The day connotes a luxury and abandon that irritates me. Today, I should be Queen of the May? Not tomorrow or yesterday?
I am looking through time's periscope at other times -- my own childhood, making a fuss over my mother, who eschewed fusses; sending my mother flowers and feeling smug that I had remembered to do so; the long saga I call "the infertility years," many years where we hoped for a baby but no babies came, and the first long-sought pregnancy ended in miscarriage on Memorial Day. On that Mother's Day, so long ago, we imagined having our baby with us the following year. Four more miscarriages followed. Those dark years made me loathe Mother's Day. The day symbolized membership in a club to which I could not be admitted. Other people's joy made me weep. I felt small and spiteful. The joyful birth of our daughters and, much later, of our son, couldn't wholly erase the metallic taste in my mouth from those and endless years.
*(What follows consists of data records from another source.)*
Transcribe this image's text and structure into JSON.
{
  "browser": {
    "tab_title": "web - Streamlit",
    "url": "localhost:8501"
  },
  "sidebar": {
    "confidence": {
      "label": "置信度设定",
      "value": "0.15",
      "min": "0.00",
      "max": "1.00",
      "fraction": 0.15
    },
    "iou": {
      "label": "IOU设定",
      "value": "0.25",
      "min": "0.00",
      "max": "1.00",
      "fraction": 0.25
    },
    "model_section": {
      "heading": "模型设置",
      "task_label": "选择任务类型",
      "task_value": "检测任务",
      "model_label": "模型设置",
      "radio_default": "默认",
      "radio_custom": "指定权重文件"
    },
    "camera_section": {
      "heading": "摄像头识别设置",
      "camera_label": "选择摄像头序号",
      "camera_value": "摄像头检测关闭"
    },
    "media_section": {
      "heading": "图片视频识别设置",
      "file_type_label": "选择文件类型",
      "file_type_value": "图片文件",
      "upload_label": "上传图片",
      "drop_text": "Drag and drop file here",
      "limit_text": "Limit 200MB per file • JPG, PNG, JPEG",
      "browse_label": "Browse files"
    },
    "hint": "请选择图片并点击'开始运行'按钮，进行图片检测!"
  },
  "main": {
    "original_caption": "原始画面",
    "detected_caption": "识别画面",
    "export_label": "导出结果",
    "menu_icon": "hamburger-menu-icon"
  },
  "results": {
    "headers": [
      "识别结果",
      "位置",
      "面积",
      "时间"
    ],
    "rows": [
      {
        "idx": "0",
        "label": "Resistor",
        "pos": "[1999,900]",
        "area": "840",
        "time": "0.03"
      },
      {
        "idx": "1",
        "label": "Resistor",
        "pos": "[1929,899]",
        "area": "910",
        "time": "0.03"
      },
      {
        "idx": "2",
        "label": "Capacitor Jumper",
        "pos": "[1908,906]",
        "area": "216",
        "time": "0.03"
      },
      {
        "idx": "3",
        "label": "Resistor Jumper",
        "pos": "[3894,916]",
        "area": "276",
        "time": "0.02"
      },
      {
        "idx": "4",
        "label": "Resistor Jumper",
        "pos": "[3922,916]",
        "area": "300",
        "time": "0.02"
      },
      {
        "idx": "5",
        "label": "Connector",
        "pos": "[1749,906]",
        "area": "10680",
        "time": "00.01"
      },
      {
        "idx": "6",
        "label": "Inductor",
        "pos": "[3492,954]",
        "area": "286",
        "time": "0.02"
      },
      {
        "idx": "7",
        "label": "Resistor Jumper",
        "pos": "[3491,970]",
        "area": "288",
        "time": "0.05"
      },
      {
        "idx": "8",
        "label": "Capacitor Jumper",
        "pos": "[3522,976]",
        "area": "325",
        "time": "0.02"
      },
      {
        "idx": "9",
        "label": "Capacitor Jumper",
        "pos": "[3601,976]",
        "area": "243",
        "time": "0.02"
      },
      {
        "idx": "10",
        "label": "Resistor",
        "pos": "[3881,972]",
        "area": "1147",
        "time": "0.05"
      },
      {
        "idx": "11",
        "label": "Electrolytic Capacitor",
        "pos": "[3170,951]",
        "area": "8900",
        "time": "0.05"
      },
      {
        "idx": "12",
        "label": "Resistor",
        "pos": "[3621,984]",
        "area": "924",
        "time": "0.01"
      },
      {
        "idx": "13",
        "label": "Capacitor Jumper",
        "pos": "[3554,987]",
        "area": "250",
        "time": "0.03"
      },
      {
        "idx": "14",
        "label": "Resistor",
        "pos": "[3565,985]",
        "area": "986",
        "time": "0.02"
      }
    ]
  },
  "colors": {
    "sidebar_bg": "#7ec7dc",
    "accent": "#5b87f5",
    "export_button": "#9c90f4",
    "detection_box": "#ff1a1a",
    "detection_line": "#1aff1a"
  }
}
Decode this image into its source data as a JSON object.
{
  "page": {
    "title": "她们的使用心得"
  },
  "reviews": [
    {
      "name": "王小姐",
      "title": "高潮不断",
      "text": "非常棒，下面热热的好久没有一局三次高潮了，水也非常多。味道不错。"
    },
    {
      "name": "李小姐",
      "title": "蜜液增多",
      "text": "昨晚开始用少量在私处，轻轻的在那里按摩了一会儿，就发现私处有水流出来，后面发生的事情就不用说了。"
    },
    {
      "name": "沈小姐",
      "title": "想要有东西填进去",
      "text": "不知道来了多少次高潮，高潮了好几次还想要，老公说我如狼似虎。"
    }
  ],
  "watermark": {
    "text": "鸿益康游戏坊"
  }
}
Today, I remember those five babies lost, the death of hope. They are my shadow children, never really real, just hopes. Once a woman said to me during a massage, "Maybe you haven't lost five different babies; maybe it's the same baby circling, trying to reach you." It was a New-Agey idea that comforted me hugely as I grieved.
Some days, I am astonished that I am the mother to three children. After all that loss, such wonder. And, how grateful I was to have children who love me, who loved me with hugs and understanding when my own mother died. Such a strange moment, to be an orphan when one is, in fact, full grown.
Mothering brings with it lots of complexities. When one waits so long for her babies, there is an expectation that she will be really good at being a mom; after all, there was plenty of time to plan, right? The baby years are actually the easy years. Feed, burp, change, repeat. I think the real challenges of mothering come as children grow; their needs change, and our understanding of what they need changes, too. I don't think mothering college-aged daughters is for the faint of heart. And boys! Goodness, for me, who has spent a life among girls, boys are like aliens. I am intrigued but am a visitor in a strange land with a son. I have cherished each mother's day card, poem, gift. What will I do with them all? I appreciate the effort made, the cultural push to acknowledge, but it is often in the spaces in between that my children most gloriously communicate to me that I am loved.
Today, churlishly, I muse about women who have had to end pregnancies, think of women who carried babies to term and gave them up because they hoped someone else would be able to give their children what they could not. The day seems full of anguish and loss. And what about my friend who lost a child not long ago? What does this day of brunches and bouquets do to her heart? Of course, she is still her daughter's mother, but there will be no phone call from college or lovely card mailed a few days ago. I imagine all the mothers who lose children to war and to dread illness and to accidents missing their children today. So many weeping mothers crying alone, in quiet anguish.
And, finally, there are the motherless girls in my life -- young women I love who are without their moms this day. I, too, am without my mom, but I was lucky to have her for a long, long time. These young women had to bear wretched sorrow far too early -- and there are too many of them. I imagine being able to reach my arms in a huge circle to enfold them, but I know I am not their mother, cannot be, can only wrap them in the circle of my love and honor their grief and rage for being without their mothers.
So, all in all, it's a tricky day. The origins of the day, widely communicated across the Internet, remind us that in 1914, Anna Jarvis, herself, childless, wished to honor the sacrifices mothers make for their children. The quickly exploited commercialism of the day dismayed her. She sought to get the day canceled, but she failed. Perhaps it is more comfortable to celebrate mothers for only a single day? To contain those sacrifices? If we really stopped to acknowledge those sacrifices, we might never stop. Anna was right to want to acknowledge mothers, right to raise awareness. Yet, 100 years later, in this country, patriarchy endures; women still lag significantly in terms of equity in pay and representation in government or as CEO's of major companies. We are a country that devalues motherhood -- no paid maternity leave stands as a single, glaring example. All of a sudden, in a paragraph, I have left breakfast in bed behind and feel a rant coming on. And perhaps that's just it. Mothering is not a day; it's a way of being in the world, vastly undervalued in too many homes and too many nations. From the perch of privilege, I perceive my exquisite good fortune and hope not ever to take it for granted.
By my bed is a small stone in the shape of a heart, offered to me this morning. A stone is a great gift; it endures through wind and weather. Like my love for my children. Like my love for my mother.